■ What to produce ■
The data that follows should be copied out exactly.

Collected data
= = =

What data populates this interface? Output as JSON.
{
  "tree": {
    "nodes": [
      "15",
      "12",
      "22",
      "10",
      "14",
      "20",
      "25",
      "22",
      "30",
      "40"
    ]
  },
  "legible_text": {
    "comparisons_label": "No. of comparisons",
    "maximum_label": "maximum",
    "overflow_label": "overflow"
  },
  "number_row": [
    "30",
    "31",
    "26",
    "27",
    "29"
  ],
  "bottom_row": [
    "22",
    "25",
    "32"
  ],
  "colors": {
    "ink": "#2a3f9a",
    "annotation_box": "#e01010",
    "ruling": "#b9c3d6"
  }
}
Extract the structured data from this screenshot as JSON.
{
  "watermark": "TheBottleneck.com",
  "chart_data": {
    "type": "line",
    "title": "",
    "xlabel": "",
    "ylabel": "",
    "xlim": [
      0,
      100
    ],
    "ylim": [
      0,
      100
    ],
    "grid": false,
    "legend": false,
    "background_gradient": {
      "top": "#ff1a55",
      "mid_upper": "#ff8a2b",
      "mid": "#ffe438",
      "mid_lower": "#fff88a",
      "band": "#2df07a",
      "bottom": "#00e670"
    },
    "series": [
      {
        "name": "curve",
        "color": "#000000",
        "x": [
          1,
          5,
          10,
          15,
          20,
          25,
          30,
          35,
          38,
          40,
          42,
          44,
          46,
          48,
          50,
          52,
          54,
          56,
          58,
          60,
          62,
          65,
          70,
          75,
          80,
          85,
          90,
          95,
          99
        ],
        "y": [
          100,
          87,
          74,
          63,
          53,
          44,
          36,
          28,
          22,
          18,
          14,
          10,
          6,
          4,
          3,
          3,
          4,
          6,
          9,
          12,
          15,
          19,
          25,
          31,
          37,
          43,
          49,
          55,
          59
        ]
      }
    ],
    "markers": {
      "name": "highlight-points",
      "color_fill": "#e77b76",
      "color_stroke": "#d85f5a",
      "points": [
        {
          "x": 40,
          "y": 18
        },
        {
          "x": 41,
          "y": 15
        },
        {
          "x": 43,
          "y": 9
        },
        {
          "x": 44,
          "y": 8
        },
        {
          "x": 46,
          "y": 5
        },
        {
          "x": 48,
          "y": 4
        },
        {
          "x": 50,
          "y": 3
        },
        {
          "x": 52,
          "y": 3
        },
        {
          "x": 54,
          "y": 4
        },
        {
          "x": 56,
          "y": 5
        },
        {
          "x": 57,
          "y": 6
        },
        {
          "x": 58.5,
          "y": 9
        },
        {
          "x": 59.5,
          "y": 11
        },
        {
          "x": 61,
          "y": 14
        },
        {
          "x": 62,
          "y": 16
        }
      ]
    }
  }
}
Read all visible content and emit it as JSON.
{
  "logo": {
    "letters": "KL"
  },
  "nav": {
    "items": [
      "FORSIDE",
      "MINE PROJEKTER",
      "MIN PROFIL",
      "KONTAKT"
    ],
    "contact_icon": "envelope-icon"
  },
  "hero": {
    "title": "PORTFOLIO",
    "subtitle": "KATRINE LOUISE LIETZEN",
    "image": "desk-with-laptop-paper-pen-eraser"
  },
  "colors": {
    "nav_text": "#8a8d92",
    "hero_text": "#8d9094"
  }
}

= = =

■ Finished exercise ■
What data populates this interface? Output as JSON.
{
  "tree": {
    "nodes": [
      "15",
      "12",
      "22",
      "10",
      "14",
      "20",
      "25",
      "22",
      "30",
      "40"
    ]
  },
  "legible_text": {
    "comparisons_label": "No. of comparisons",
    "maximum_label": "maximum",
    "overflow_label": "overflow"
  },
  "number_row": [
    "30",
    "31",
    "26",
    "27",
    "29"
  ],
  "bottom_row": [
    "22",
    "25",
    "32"
  ],
  "colors": {
    "ink": "#2a3f9a",
    "annotation_box": "#e01010",
    "ruling": "#b9c3d6"
  }
}
Extract the structured data from this screenshot as JSON.
{
  "watermark": "TheBottleneck.com",
  "chart_data": {
    "type": "line",
    "title": "",
    "xlabel": "",
    "ylabel": "",
    "xlim": [
      0,
      100
    ],
    "ylim": [
      0,
      100
    ],
    "grid": false,
    "legend": false,
    "background_gradient": {
      "top": "#ff1a55",
      "mid_upper": "#ff8a2b",
      "mid": "#ffe438",
      "mid_lower": "#fff88a",
      "band": "#2df07a",
      "bottom": "#00e670"
    },
    "series": [
      {
        "name": "curve",
        "color": "#000000",
        "x": [
          1,
          5,
          10,
          15,
          20,
          25,
          30,
          35,
          38,
          40,
          42,
          44,
          46,
          48,
          50,
          52,
          54,
          56,
          58,
          60,
          62,
          65,
          70,
          75,
          80,
          85,
          90,
          95,
          99
        ],
        "y": [
          100,
          87,
          74,
          63,
          53,
          44,
          36,
          28,
          22,
          18,
          14,
          10,
          6,
          4,
          3,
          3,
          4,
          6,
          9,
          12,
          15,
          19,
          25,
          31,
          37,
          43,
          49,
          55,
          59
        ]
      }
    ],
    "markers": {
      "name": "highlight-points",
      "color_fill": "#e77b76",
      "color_stroke": "#d85f5a",
      "points": [
        {
          "x": 40,
          "y": 18
        },
        {
          "x": 41,
          "y": 15
        },
        {
          "x": 43,
          "y": 9
        },
        {
          "x": 44,
          "y": 8
        },
        {
          "x": 46,
          "y": 5
        },
        {
          "x": 48,
          "y": 4
        },
        {
          "x": 50,
          "y": 3
        },
        {
          "x": 52,
          "y": 3
        },
        {
          "x": 54,
          "y": 4
        },
        {
          "x": 56,
          "y": 5
        },
        {
          "x": 57,
          "y": 6
        },
        {
          "x": 58.5,
          "y": 9
        },
        {
          "x": 59.5,
          "y": 11
        },
        {
          "x": 61,
          "y": 14
        },
        {
          "x": 62,
          "y": 16
        }
      ]
    }
  }
}
Read all visible content and emit it as JSON.
{
  "logo": {
    "letters": "KL"
  },
  "nav": {
    "items": [
      "FORSIDE",
      "MINE PROJEKTER",
      "MIN PROFIL",
      "KONTAKT"
    ],
    "contact_icon": "envelope-icon"
  },
  "hero": {
    "title": "PORTFOLIO",
    "subtitle": "KATRINE LOUISE LIETZEN",
    "image": "desk-with-laptop-paper-pen-eraser"
  },
  "colors": {
    "nav_text": "#8a8d92",
    "hero_text": "#8d9094"
  }
}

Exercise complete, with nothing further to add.